Inside Out delivers a clear message: always wanting to be happy limits us. The topic of this last movie by Pixar might apparently be geared to adults rather than children but talking about empathy and emotional intelligence doesn’t have a target public.
The story is about a joyful girl. She is happy partly because she likes her own life (friends, sports, her own family) and partly because her parents, who love her dearly, are always expecting her to smile.
Just like with everyone, there are many more emotions residing inside her, however not all of them are deserved the same space. Sadness, above all, is relegated to the role of the party pooper, treated benevolently, but, in actual facts, neglected and misunderstood. At a certain point, however, something changes in this girl’s life: some events scare and disorient her. A relocation, her father’s problems at work, her old friends who are far away while new ones look “impossible” to be made.
The girls begins her painful and risky growing path. The movie shows her inner world; emotions are represented as characters who talk and make decisions.
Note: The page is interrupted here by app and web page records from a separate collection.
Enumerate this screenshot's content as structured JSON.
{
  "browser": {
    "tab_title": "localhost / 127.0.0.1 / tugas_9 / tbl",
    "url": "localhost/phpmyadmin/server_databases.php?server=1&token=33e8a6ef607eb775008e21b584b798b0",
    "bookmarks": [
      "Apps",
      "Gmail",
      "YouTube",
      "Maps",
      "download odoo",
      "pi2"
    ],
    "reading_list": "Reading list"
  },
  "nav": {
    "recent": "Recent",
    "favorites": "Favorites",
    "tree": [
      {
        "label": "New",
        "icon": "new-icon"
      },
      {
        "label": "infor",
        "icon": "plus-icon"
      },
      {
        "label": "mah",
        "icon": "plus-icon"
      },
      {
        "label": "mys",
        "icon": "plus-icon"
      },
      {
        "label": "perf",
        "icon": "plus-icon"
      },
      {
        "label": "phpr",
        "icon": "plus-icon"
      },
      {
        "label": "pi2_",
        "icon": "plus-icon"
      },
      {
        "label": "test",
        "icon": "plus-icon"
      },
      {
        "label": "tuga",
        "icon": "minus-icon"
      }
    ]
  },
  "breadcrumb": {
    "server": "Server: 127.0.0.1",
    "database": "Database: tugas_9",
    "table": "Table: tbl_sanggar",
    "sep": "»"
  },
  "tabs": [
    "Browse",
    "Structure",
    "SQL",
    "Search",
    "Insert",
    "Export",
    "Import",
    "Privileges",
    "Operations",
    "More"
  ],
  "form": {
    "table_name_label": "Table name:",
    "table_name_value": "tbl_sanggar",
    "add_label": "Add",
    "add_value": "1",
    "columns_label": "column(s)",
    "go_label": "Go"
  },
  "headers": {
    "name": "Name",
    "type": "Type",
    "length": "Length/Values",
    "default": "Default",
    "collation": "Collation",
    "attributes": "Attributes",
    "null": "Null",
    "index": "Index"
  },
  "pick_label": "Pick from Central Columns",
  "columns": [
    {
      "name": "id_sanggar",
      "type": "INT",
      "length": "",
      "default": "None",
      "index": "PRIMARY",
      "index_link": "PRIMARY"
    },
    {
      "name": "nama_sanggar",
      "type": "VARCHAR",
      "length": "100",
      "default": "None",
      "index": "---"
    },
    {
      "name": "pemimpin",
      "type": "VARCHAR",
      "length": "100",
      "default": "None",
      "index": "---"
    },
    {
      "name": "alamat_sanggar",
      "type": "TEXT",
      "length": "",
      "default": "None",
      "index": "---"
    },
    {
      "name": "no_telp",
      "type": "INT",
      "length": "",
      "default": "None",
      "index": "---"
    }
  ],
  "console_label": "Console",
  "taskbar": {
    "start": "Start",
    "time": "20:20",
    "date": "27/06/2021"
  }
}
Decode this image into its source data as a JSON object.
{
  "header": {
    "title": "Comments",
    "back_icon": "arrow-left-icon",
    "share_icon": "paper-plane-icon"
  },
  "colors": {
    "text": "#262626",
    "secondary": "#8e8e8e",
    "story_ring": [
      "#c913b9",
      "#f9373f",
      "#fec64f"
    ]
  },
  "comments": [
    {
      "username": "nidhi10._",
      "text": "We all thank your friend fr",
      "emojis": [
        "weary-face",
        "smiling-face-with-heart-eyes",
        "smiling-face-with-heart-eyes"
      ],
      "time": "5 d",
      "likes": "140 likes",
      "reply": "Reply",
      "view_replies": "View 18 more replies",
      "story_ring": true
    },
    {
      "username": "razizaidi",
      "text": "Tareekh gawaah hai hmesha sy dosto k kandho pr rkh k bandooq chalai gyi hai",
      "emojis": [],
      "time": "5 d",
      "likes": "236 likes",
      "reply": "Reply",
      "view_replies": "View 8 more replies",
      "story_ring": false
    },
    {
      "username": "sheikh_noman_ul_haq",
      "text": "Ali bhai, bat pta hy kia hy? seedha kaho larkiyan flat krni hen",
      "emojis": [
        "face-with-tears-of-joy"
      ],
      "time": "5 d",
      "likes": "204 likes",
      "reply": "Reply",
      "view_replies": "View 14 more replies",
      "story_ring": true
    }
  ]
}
However, whatever the emotions try to do inside her only creates further problems: simply because happiness, anger, disgust and fear are not equipped wth the right instruments to face the situation.
They work hard but all they do is mess things up. The little girl runs away from home, she does’t recognize herself in the mirror anymore, her certainties are shattered. Sadness is shy and clumsy, she is not used to take the floor, to “lead”. Everything she does is seen as a mistake. The story changes only when this emotion allows herself to exist.
The girl discovers the value of a teardrop, the desire of being reassured, the possibility of understanding the suffering of others and of asking for help. She misses her parents and shows them her frailty, allowing them to get closer to her and to love her in a new way.
In a sad moment, we can be with our sadness. Growing fond of one emotion only (even when it is as “wonderful” as happiness) limits our possibility of expression, understanding and evolution.
As parents, it is not easy to accept our child(ren)’s sadness, I know it very well. Likewise, as colleagues or managers we would like to be surrounded only by happy people. However, learning to embrace what is there and not just what we want is the only way of getting through the difficult times. Listening openly to our and others’ emotions and giving them dignity is the skill that lays at the basis of our empathy, one we can (and should) all be training.
I wrote this post in honor of Antonio, someone I met moths ago during a workshop. He gave me his tie just because I liked it. Now Antonio is no longer with us and I would like to thank him for what he has – and still is – giving me. His smile, his generosity and openness were like open doors that allowed me to know and appreciate him.
Sadness is, inside me, a way to cherish his memory, see it evolve and get free of pain little by little, to the point that it is just bright and golden. I still have that tie and I think I am going to wear it tomorrow.